What can the U.S. can do to institutionalize a stronger relationship with the European Union? The major European states themselves have a fondness for relating to the U.S. bilaterally when it suits them, so the under-exploitation of this institution is not only the fault of the U.S. In some sense, the U.S. must discipline itself and discipline the Europeans. For too long the U.S. ambassador to the European Union has taken a distant back seat to the U.S. ambassador to NATO. This has to stop, but it won’t without effort. One constraint that might help is that the U.S ambassador to NATO and to the EU should be the same person. NATO headquarters is not far from the EU’s headquarters in Brussels. The deputy chiefs of mission could handle day-to-day relations with each institution, though these positions demand the most experienced veterans of the Foreign Service. A single ambassador would handle strategic relations with Europe, both security relations narrowly defined, and the geo-economic relations that are growing in importance.

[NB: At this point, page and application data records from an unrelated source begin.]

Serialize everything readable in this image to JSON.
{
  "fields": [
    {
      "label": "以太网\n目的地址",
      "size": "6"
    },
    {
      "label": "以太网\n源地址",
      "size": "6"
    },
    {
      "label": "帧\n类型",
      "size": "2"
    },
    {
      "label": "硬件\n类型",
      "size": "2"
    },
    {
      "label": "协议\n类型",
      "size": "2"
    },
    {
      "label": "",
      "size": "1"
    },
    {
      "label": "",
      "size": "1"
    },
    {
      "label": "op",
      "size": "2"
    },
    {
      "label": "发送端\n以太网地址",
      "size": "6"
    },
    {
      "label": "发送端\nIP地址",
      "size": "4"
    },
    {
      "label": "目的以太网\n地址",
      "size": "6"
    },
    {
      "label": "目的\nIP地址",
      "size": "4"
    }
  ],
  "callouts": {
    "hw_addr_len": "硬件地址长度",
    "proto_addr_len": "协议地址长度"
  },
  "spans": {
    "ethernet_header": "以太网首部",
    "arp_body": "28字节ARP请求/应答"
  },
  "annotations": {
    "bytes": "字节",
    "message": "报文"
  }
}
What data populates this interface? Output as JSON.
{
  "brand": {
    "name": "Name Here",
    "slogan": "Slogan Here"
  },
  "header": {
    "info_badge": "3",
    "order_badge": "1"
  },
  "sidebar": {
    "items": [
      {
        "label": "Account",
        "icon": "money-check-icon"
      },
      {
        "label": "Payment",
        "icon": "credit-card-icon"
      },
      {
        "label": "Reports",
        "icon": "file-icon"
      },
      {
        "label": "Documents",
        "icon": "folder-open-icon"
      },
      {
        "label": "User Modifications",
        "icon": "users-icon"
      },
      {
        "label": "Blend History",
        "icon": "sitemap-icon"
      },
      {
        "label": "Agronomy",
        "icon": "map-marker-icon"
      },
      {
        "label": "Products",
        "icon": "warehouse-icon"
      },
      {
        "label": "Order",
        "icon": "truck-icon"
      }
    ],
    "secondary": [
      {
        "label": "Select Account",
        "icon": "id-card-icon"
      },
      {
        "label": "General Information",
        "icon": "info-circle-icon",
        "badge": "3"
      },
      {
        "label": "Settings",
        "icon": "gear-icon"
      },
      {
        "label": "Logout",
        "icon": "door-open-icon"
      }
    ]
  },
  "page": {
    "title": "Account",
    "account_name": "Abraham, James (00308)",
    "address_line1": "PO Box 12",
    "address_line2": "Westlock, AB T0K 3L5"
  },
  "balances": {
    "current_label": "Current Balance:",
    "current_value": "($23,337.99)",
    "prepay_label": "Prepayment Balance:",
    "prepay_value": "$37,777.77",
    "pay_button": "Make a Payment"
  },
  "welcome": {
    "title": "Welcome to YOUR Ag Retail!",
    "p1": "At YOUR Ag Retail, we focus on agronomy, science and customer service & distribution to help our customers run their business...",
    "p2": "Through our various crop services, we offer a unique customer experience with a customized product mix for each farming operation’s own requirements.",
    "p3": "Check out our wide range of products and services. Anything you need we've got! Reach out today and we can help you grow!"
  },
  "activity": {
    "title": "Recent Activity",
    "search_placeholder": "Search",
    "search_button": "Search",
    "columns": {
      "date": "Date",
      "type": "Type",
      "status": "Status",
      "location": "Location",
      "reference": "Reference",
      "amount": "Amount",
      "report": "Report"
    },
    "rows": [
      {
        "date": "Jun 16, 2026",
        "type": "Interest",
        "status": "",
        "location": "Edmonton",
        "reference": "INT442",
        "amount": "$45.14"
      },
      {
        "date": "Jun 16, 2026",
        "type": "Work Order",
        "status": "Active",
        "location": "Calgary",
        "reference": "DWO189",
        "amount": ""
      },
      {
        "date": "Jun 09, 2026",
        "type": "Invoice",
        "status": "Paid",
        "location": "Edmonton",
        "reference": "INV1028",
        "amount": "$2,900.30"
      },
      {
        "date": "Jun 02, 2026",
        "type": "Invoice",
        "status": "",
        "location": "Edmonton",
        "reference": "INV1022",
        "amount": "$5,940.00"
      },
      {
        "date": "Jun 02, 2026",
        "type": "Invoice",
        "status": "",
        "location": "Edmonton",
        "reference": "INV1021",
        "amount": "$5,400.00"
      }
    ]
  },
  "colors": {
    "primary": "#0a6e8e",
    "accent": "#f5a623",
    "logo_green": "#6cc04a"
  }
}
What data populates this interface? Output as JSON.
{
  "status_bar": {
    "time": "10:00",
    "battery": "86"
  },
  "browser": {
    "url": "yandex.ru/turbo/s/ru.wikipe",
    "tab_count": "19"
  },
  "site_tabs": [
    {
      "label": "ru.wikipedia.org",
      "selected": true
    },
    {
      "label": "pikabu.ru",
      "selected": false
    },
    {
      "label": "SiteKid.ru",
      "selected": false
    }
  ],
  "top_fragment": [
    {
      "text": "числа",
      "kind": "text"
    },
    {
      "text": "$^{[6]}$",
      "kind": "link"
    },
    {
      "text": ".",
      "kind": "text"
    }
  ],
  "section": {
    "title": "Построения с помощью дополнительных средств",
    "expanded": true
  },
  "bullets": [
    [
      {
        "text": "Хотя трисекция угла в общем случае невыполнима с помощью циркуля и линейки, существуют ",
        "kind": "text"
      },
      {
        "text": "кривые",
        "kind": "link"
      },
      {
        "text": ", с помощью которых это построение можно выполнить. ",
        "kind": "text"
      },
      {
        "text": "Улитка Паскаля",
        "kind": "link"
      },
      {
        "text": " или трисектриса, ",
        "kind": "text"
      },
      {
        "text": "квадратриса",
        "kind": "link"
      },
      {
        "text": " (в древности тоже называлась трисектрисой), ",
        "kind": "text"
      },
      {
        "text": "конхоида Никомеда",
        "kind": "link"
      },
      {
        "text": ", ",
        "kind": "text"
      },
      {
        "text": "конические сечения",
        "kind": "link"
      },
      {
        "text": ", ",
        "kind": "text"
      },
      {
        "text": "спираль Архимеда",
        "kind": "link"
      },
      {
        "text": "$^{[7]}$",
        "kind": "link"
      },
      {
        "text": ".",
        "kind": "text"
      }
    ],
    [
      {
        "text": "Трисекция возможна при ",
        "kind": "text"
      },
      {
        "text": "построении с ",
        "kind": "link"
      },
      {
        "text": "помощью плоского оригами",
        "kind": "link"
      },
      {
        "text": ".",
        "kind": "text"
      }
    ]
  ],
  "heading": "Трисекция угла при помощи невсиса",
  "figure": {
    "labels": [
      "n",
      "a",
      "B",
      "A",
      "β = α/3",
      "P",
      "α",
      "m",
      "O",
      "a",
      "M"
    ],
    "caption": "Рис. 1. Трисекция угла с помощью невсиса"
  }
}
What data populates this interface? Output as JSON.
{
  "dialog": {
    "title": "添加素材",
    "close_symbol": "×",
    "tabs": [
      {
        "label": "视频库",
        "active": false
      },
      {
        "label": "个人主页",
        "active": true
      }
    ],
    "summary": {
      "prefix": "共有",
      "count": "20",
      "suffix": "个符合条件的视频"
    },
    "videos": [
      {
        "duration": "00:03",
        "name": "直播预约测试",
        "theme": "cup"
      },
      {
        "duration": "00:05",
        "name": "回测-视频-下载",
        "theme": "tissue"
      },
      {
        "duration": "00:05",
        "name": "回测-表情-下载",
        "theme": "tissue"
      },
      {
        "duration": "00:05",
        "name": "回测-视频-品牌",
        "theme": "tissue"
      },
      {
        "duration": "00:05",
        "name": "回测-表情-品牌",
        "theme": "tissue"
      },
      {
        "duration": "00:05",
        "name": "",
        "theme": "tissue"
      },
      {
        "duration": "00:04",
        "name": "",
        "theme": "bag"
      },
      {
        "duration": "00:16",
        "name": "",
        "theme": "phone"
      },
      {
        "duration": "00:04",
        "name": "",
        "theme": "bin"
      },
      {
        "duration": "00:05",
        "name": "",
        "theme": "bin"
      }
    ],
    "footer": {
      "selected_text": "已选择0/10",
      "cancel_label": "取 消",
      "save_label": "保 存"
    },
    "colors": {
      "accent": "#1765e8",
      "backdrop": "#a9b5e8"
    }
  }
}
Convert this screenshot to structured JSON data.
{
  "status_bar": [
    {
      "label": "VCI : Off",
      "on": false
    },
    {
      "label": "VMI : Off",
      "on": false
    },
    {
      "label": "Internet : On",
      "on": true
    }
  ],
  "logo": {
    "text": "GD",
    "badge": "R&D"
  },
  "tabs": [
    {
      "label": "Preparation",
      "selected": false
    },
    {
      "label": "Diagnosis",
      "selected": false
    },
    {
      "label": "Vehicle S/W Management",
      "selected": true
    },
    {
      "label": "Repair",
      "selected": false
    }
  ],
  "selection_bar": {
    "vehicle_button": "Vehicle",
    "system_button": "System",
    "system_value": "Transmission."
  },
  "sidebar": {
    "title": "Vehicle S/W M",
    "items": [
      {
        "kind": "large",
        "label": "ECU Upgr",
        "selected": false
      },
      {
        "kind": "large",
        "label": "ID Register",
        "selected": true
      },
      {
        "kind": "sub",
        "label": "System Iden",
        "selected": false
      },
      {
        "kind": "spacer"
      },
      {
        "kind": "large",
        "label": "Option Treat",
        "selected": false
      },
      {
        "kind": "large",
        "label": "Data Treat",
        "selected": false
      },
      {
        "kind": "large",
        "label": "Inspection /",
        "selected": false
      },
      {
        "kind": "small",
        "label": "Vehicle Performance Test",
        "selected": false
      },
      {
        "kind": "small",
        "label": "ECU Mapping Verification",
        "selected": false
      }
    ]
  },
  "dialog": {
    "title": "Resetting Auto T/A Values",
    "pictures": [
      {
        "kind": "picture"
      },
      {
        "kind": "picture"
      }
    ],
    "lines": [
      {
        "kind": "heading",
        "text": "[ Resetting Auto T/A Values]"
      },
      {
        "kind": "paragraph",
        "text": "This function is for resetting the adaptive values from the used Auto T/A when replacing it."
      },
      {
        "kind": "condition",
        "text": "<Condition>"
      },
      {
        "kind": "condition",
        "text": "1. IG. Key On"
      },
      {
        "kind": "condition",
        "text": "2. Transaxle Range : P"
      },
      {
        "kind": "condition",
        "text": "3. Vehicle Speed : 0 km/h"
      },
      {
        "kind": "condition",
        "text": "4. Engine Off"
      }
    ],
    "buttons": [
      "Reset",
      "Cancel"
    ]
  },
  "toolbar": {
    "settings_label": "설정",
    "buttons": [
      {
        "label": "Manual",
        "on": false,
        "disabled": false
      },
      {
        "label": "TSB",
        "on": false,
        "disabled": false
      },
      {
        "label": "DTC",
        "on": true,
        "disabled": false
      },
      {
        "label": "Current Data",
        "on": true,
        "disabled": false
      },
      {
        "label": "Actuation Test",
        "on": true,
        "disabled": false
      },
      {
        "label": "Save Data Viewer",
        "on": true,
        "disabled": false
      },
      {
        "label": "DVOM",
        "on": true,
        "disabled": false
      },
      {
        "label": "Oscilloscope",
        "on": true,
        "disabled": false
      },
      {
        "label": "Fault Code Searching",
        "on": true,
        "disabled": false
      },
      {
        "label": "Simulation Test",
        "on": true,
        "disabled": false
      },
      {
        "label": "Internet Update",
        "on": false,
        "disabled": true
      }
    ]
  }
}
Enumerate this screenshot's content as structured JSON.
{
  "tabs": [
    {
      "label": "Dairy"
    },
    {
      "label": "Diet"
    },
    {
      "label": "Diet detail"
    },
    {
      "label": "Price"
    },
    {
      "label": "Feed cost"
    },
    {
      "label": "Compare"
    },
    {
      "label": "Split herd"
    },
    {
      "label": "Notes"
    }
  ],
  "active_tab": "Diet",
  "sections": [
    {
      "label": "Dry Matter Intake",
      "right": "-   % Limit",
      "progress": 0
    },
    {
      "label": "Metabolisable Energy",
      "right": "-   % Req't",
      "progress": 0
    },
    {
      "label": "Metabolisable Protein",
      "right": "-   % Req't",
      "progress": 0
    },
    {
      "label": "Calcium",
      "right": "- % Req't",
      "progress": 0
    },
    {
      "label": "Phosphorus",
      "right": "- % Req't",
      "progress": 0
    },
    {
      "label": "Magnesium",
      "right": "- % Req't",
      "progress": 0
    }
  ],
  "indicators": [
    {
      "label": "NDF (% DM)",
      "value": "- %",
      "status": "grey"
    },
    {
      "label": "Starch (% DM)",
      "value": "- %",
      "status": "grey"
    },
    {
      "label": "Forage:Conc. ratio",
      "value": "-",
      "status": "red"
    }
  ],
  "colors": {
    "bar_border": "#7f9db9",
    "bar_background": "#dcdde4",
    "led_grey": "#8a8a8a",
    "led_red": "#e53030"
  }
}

The Biden Administration is staffed with security policy experts who spent the early part of their careers in the Uni-polar moment. Their lodestar is the “U.S. led liberal world order.” The distribution of raw power in the world is no longer uni-polar. The “liberal world order” is at best a “liberal coalition” within a much more competitive and familiar balance of power system. These experts need to change their frame, and return to a more traditional view of alliances as tools of power, rather than building blocks for a permanently transformed world.
Prof Barry R. Posen
Massachusetts Institute of Technology (United States)
 I attribute this to Richard M. Nixon, though I cannot find a source.
 Here I argue from the standpoint of reform; in other work I have advocated more revolutionary changes in the Transatlantic Alliance.